However, the company didn’t explain why EGR-related fires are concentrated in Korea this year.
There have been 32 cases of fires in the engine compartments of BMW vehicles, mainly the 520d sedan, coming into 2018. BMW said it will recall 106,317 vehicles to make an emergency check on the EGR component at its 61 after-sales service centres.
The Ministry of Land, Infrastructure and Transport said 10 per cent of BMW vehicles that underwent the emergency examination are at high risk of fire.
The official recall is scheduled to start on August 20 to replace the EGR cooler and module and clean the EGR pipe. The EGR is one of the principal devices used to reduce nitrogen oxide emissions from diesel engines.
Meanwhile, two groups of Korean consumers filed a joint suit against BMW over the faulty part. More consumers are set to take legal action against the German company in the coming weeks.
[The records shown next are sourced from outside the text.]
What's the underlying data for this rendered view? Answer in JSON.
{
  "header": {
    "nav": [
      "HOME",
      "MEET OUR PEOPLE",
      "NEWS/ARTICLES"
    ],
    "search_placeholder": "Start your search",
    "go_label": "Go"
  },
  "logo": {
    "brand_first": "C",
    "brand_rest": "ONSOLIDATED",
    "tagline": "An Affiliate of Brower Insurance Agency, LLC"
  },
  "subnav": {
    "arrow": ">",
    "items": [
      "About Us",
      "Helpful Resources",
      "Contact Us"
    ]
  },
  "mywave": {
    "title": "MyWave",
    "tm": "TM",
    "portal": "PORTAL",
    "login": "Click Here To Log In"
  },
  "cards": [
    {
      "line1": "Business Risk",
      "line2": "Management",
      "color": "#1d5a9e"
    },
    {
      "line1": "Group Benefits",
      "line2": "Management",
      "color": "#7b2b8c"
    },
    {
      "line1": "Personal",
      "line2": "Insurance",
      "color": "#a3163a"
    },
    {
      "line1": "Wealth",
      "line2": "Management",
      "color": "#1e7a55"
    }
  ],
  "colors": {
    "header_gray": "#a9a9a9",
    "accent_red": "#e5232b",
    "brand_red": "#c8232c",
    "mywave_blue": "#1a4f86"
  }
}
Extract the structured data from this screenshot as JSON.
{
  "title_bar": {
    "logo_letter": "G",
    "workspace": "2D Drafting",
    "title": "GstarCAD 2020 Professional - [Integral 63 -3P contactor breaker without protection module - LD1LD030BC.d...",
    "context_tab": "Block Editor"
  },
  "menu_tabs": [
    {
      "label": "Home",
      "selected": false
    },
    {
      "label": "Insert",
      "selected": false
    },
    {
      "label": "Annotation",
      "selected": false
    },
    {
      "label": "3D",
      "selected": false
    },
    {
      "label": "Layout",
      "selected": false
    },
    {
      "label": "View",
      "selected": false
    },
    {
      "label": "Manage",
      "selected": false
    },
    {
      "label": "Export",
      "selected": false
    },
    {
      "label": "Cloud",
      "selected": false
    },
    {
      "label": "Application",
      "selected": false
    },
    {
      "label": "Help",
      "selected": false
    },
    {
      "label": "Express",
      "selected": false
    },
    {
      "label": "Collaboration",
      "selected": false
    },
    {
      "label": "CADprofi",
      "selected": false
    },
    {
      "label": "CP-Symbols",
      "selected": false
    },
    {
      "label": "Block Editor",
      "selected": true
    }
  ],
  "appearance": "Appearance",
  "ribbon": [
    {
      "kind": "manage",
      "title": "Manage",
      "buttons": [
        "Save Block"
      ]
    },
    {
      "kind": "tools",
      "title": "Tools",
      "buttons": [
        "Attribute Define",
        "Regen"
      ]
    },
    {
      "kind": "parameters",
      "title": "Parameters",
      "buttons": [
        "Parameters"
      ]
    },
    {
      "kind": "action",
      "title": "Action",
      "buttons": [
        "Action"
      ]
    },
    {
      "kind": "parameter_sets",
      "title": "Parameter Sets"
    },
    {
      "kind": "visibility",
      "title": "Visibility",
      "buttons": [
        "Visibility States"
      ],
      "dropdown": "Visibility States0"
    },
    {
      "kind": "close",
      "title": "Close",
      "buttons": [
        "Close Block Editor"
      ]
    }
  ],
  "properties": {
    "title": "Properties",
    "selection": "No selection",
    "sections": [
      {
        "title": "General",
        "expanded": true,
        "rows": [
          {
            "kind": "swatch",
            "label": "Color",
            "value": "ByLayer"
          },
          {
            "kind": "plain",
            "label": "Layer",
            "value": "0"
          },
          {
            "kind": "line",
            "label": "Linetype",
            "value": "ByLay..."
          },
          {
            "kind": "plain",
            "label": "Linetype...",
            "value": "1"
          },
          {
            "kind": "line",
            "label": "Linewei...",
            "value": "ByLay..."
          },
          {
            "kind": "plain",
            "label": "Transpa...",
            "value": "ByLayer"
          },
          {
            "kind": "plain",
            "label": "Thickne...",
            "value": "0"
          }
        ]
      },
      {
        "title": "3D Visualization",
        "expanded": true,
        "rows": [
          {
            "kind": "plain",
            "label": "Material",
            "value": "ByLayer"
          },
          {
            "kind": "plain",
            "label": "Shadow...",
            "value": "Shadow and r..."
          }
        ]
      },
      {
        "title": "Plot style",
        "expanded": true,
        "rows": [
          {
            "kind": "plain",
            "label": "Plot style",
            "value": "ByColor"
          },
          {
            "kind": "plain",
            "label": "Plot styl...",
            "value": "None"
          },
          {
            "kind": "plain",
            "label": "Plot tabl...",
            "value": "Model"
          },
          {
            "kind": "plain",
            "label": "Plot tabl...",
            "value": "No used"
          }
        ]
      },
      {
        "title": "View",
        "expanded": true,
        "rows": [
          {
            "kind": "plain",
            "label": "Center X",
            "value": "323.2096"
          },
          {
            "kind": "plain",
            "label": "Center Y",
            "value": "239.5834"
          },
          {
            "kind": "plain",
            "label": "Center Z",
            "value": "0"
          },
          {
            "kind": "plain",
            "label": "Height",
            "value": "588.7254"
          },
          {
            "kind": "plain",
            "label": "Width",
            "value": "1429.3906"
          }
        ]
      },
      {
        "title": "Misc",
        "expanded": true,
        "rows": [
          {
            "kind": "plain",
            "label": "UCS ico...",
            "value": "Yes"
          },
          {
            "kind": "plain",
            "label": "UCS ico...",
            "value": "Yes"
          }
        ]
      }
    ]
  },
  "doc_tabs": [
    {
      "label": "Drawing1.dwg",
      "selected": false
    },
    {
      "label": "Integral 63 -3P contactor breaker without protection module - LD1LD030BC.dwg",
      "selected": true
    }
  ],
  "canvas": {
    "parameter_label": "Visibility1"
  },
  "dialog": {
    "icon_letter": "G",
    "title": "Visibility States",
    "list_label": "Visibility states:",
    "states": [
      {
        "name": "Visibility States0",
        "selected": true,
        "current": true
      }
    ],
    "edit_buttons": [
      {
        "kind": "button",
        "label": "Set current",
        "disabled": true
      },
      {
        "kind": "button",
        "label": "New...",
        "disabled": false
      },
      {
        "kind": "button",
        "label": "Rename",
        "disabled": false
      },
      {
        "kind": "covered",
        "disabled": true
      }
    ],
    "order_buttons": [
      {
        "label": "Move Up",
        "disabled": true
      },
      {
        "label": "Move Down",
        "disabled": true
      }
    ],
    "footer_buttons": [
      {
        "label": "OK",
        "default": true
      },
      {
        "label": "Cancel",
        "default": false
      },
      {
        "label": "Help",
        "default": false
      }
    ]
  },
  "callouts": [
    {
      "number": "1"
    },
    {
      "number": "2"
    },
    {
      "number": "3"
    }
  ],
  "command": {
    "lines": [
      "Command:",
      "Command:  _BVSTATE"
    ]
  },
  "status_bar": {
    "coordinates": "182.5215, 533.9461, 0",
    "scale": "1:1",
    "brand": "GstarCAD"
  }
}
Last week, the transport ministry urged owners of BMWs not to drive their vehicles until safety issues are fully resolved.
The ministry said it will as quickly as possible investigate what caused the fires in a thorough and transparent manner. It also vowed to review existing laws and regulations involving the recall system to prevent carmakers from taking advantage of loopholes that could jeopardize public safety.